> **What to work on**: Images are to be left out; everything else in the listing should be repeated exactly.

> **Extracted data**:
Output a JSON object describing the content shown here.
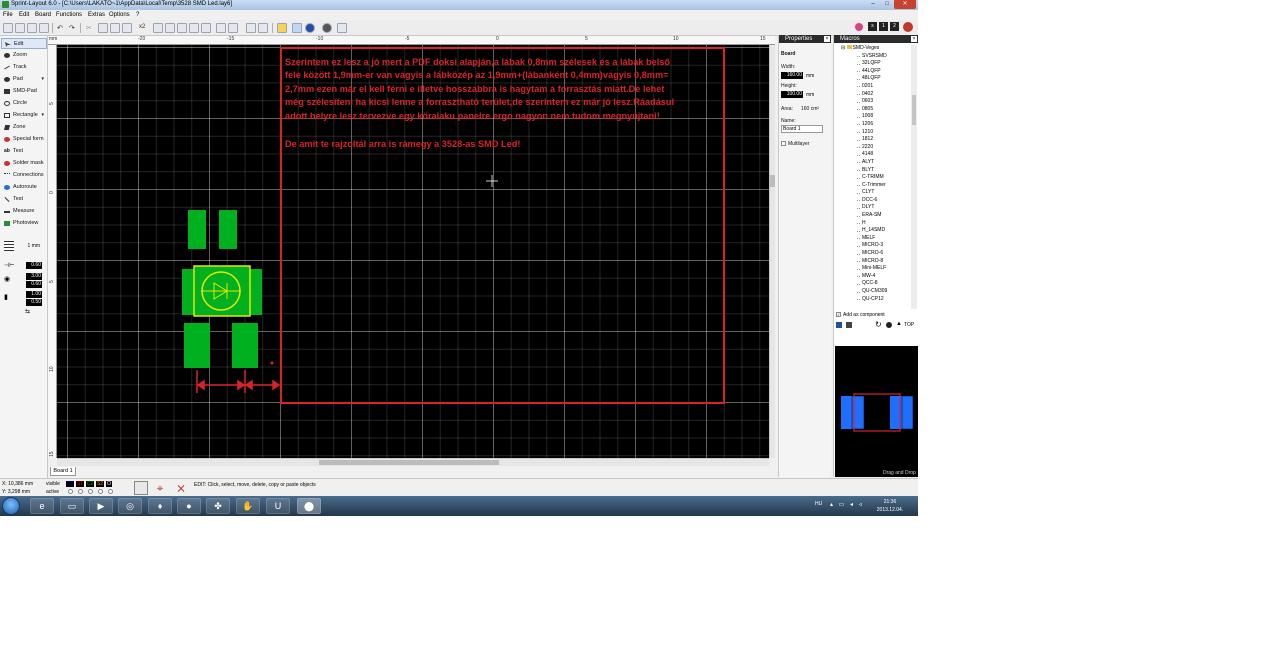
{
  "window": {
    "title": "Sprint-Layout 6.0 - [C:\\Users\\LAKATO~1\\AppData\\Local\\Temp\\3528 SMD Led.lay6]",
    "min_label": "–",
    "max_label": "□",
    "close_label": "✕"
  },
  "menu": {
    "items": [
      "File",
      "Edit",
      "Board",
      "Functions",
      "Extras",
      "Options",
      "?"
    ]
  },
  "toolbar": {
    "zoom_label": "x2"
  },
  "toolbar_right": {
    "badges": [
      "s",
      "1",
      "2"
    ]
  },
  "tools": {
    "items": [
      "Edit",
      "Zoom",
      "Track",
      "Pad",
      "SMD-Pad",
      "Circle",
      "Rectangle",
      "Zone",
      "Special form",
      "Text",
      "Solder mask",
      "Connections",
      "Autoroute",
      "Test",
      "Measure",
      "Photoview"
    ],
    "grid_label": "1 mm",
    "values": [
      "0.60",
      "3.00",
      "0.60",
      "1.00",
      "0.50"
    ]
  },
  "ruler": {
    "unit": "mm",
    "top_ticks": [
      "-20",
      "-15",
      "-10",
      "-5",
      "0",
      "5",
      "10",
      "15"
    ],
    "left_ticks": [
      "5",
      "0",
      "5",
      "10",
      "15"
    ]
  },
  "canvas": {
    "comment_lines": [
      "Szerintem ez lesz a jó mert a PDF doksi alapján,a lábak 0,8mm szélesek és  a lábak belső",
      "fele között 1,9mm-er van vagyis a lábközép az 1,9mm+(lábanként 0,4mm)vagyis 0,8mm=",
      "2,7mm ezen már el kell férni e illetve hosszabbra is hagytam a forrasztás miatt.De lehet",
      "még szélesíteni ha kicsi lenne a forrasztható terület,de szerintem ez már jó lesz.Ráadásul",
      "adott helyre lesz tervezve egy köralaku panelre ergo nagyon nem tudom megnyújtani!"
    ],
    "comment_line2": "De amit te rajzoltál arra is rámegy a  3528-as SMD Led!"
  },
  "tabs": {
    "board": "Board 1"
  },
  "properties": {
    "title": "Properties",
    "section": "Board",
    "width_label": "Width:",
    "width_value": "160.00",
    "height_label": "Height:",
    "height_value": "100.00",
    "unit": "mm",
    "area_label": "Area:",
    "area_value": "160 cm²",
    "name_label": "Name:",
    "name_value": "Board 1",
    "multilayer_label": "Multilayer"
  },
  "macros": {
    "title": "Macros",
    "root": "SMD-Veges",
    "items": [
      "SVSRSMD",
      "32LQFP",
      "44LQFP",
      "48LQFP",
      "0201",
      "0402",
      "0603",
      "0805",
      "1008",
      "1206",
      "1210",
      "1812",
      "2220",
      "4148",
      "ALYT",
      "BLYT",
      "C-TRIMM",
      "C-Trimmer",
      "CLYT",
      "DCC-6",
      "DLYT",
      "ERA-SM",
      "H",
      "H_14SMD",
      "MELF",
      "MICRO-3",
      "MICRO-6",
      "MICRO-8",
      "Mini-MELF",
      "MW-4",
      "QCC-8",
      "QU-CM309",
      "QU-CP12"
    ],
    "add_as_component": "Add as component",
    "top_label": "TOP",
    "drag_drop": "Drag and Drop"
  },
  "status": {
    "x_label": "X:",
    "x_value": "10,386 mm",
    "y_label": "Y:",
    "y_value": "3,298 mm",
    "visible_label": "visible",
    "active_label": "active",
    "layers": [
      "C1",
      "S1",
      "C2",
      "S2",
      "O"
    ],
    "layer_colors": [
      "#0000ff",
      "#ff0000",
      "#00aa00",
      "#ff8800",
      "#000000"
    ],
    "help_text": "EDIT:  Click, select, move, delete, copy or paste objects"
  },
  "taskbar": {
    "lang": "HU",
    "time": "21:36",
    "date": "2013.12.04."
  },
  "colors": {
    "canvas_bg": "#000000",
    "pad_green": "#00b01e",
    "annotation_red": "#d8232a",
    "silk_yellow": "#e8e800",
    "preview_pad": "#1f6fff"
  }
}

> **Solution to this exercise**:
Output a JSON object describing the content shown here.
{
  "window": {
    "title": "Sprint-Layout 6.0 - [C:\\Users\\LAKATO~1\\AppData\\Local\\Temp\\3528 SMD Led.lay6]",
    "min_label": "–",
    "max_label": "□",
    "close_label": "✕"
  },
  "menu": {
    "items": [
      "File",
      "Edit",
      "Board",
      "Functions",
      "Extras",
      "Options",
      "?"
    ]
  },
  "toolbar": {
    "zoom_label": "x2"
  },
  "toolbar_right": {
    "badges": [
      "s",
      "1",
      "2"
    ]
  },
  "tools": {
    "items": [
      "Edit",
      "Zoom",
      "Track",
      "Pad",
      "SMD-Pad",
      "Circle",
      "Rectangle",
      "Zone",
      "Special form",
      "Text",
      "Solder mask",
      "Connections",
      "Autoroute",
      "Test",
      "Measure",
      "Photoview"
    ],
    "grid_label": "1 mm",
    "values": [
      "0.60",
      "3.00",
      "0.60",
      "1.00",
      "0.50"
    ]
  },
  "ruler": {
    "unit": "mm",
    "top_ticks": [
      "-20",
      "-15",
      "-10",
      "-5",
      "0",
      "5",
      "10",
      "15"
    ],
    "left_ticks": [
      "5",
      "0",
      "5",
      "10",
      "15"
    ]
  },
  "canvas": {
    "comment_lines": [
      "Szerintem ez lesz a jó mert a PDF doksi alapján,a lábak 0,8mm szélesek és  a lábak belső",
      "fele között 1,9mm-er van vagyis a lábközép az 1,9mm+(lábanként 0,4mm)vagyis 0,8mm=",
      "2,7mm ezen már el kell férni e illetve hosszabbra is hagytam a forrasztás miatt.De lehet",
      "még szélesíteni ha kicsi lenne a forrasztható terület,de szerintem ez már jó lesz.Ráadásul",
      "adott helyre lesz tervezve egy köralaku panelre ergo nagyon nem tudom megnyújtani!"
    ],
    "comment_line2": "De amit te rajzoltál arra is rámegy a  3528-as SMD Led!"
  },
  "tabs": {
    "board": "Board 1"
  },
  "properties": {
    "title": "Properties",
    "section": "Board",
    "width_label": "Width:",
    "width_value": "160.00",
    "height_label": "Height:",
    "height_value": "100.00",
    "unit": "mm",
    "area_label": "Area:",
    "area_value": "160 cm²",
    "name_label": "Name:",
    "name_value": "Board 1",
    "multilayer_label": "Multilayer"
  },
  "macros": {
    "title": "Macros",
    "root": "SMD-Veges",
    "items": [
      "SVSRSMD",
      "32LQFP",
      "44LQFP",
      "48LQFP",
      "0201",
      "0402",
      "0603",
      "0805",
      "1008",
      "1206",
      "1210",
      "1812",
      "2220",
      "4148",
      "ALYT",
      "BLYT",
      "C-TRIMM",
      "C-Trimmer",
      "CLYT",
      "DCC-6",
      "DLYT",
      "ERA-SM",
      "H",
      "H_14SMD",
      "MELF",
      "MICRO-3",
      "MICRO-6",
      "MICRO-8",
      "Mini-MELF",
      "MW-4",
      "QCC-8",
      "QU-CM309",
      "QU-CP12"
    ],
    "add_as_component": "Add as component",
    "top_label": "TOP",
    "drag_drop": "Drag and Drop"
  },
  "status": {
    "x_label": "X:",
    "x_value": "10,386 mm",
    "y_label": "Y:",
    "y_value": "3,298 mm",
    "visible_label": "visible",
    "active_label": "active",
    "layers": [
      "C1",
      "S1",
      "C2",
      "S2",
      "O"
    ],
    "layer_colors": [
      "#0000ff",
      "#ff0000",
      "#00aa00",
      "#ff8800",
      "#000000"
    ],
    "help_text": "EDIT:  Click, select, move, delete, copy or paste objects"
  },
  "taskbar": {
    "lang": "HU",
    "time": "21:36",
    "date": "2013.12.04."
  },
  "colors": {
    "canvas_bg": "#000000",
    "pad_green": "#00b01e",
    "annotation_red": "#d8232a",
    "silk_yellow": "#e8e800",
    "preview_pad": "#1f6fff"
  }
}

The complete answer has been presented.